Excerpts from an interface dataset
- - -
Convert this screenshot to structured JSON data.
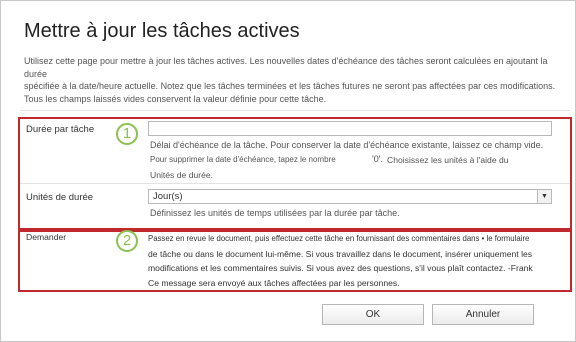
{
  "title": "Mettre à jour les tâches actives",
  "intro": {
    "line1": "Utilisez cette page pour mettre à jour les tâches actives. Les nouvelles dates d'échéance des tâches seront calculées en ajoutant la durée",
    "line2": "spécifiée à la date/heure actuelle. Notez que les tâches terminées et les tâches futures ne seront pas affectées par ces modifications.",
    "line3": "Tous les champs laissés vides conservent la valeur définie pour cette tâche."
  },
  "duration": {
    "label": "Durée par tâche",
    "badge": "1",
    "value": "",
    "help_line1": "Délai d'échéance de la tâche. Pour conserver la date d'échéance existante, laissez ce champ vide.",
    "help_line2a": "Pour supprimer la date d'échéance, tapez le nombre",
    "help_zero": "'0'.",
    "help_line2b": "Choisissez les unités à l'aide du",
    "help_line3": "Unités de durée."
  },
  "units": {
    "label": "Unités de durée",
    "selected": "Jour(s)",
    "help": "Définissez les unités de temps utilisées par la durée par tâche."
  },
  "request": {
    "label": "Demander",
    "badge": "2",
    "line1": "Passez en revue le document, puis effectuez cette tâche en fournissant des commentaires dans • le formulaire",
    "line2": "de tâche ou dans le document lui-même. Si vous travaillez dans le document, insérer uniquement les",
    "line3": "modifications et les commentaires suivis. Si vous avez des questions, s'il vous plaît contactez. -Frank",
    "line4": "Ce message sera envoyé aux tâches affectées par les personnes."
  },
  "buttons": {
    "ok": "OK",
    "cancel": "Annuler"
  },
  "colors": {
    "highlight_border": "#c0282d",
    "badge": "#8cc152"
  }
}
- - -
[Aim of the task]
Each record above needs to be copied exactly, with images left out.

[Output]
Convert this screenshot to structured JSON data.
{
  "title": "Mettre à jour les tâches actives",
  "intro": {
    "line1": "Utilisez cette page pour mettre à jour les tâches actives. Les nouvelles dates d'échéance des tâches seront calculées en ajoutant la durée",
    "line2": "spécifiée à la date/heure actuelle. Notez que les tâches terminées et les tâches futures ne seront pas affectées par ces modifications.",
    "line3": "Tous les champs laissés vides conservent la valeur définie pour cette tâche."
  },
  "duration": {
    "label": "Durée par tâche",
    "badge": "1",
    "value": "",
    "help_line1": "Délai d'échéance de la tâche. Pour conserver la date d'échéance existante, laissez ce champ vide.",
    "help_line2a": "Pour supprimer la date d'échéance, tapez le nombre",
    "help_zero": "'0'.",
    "help_line2b": "Choisissez les unités à l'aide du",
    "help_line3": "Unités de durée."
  },
  "units": {
    "label": "Unités de durée",
    "selected": "Jour(s)",
    "help": "Définissez les unités de temps utilisées par la durée par tâche."
  },
  "request": {
    "label": "Demander",
    "badge": "2",
    "line1": "Passez en revue le document, puis effectuez cette tâche en fournissant des commentaires dans • le formulaire",
    "line2": "de tâche ou dans le document lui-même. Si vous travaillez dans le document, insérer uniquement les",
    "line3": "modifications et les commentaires suivis. Si vous avez des questions, s'il vous plaît contactez. -Frank",
    "line4": "Ce message sera envoyé aux tâches affectées par les personnes."
  },
  "buttons": {
    "ok": "OK",
    "cancel": "Annuler"
  },
  "colors": {
    "highlight_border": "#c0282d",
    "badge": "#8cc152"
  }
}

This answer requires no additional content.